The Supreme Court decided four cases today (three of them unanimous). Unfortunately, we still do not have an opinion from Brown v. EMA and Flores-Villar v. United States, the only remaining cases argued in the November sitting that have not yet been decided. I have a column in the National Law Journal’s Supreme Court Insider that explores the possible hold-up in EMA.
First, in Fox v. Vice, a unanimous opinion from Justice Kagan, held that “When a plaintiff’s suit involves both frivolous and non-frivolousclaims, a court may grant reasonable fees to the defendant, but only for costs that the defendant would not have incurred but for the frivolous claims under 42 USC 1983.” I have an instant analysis of the case here. Justice Kagan’s best line was, “These standards would be easy to apply if life were like the movies, but that is usually not the case.” Also, is it “attorneys’ fees” or “attorney’s fees”? The Supreme Court tends to use the former, but Chief Judge Easterbrook uses the latter.
Second, in McNeill v. United States, a unanimous opinion from Justice Thomas, held “a federal sentencing court must determine whether ‘an offense under State law’ is a ‘serious drug offense’ by consulting the ‘maximum term of imprisonment’ applicable to a defendant’s prior state drug offense at the time of the defendant’s conviction for that offense.” I wrote a brief discussion of how Justice Thomas viewed changing criminal laws, and the permanency of a person’s conviction.

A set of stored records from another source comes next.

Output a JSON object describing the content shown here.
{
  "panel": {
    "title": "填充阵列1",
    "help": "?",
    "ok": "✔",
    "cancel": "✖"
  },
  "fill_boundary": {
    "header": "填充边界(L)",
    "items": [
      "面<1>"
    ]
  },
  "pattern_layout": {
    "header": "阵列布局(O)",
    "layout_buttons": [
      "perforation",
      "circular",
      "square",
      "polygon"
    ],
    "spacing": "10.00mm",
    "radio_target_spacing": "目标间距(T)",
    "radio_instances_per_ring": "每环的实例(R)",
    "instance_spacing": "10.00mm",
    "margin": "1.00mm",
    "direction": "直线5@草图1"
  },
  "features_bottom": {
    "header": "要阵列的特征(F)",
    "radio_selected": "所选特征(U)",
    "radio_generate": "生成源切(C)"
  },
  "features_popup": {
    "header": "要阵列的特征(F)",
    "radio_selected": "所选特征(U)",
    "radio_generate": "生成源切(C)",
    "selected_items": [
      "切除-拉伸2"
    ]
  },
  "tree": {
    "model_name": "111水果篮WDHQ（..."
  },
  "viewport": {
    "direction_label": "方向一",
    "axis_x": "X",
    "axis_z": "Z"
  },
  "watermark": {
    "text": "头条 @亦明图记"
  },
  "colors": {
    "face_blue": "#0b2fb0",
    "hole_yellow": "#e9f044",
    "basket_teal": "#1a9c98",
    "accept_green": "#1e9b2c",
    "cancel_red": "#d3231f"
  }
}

Third, in Eric P. John Fund v. Halliburton, a unanimous opinion from Chief Justice Roberts, held that “Securities fraud plaintiffs need not prove loss causation in order to obtain class certification.
The only non-unanimous opinion was Board of Trustees of Leland Stanford Junior Univ. v. Roche Molecular Systems, Inc., a 7-2 opinion authored by Chief Justice Roberts, with Justice Breyer joined by Justice Ginsbug in dissent. The Court held “the Bayh-Dole Act does not automatically vest title to federallyfunded inventions in federal contractors or authorize contractors to unilaterally take title to such inventions.” Justice Breyer provides an interesting perspective on patent law, citing the views of Thomas Jefferson (who was no fan of intellectual property) and James Madison.
Update: For a contrary view about Jefferson’s understanding of patent policy, see Professor Adam Mossoff’s 2007 Cornell Law Review article, titled Who Cares What Thomas Jefferson Thought About Patents? Reevaluating the Patent ‘Privilege’ in Historical Context.
For what it’s worth, FantasySCOTUS.net went 4/4 on these cases, though it tends to do well on unanimous, or near-unanimous cases.
We should have more opinions on Thursday.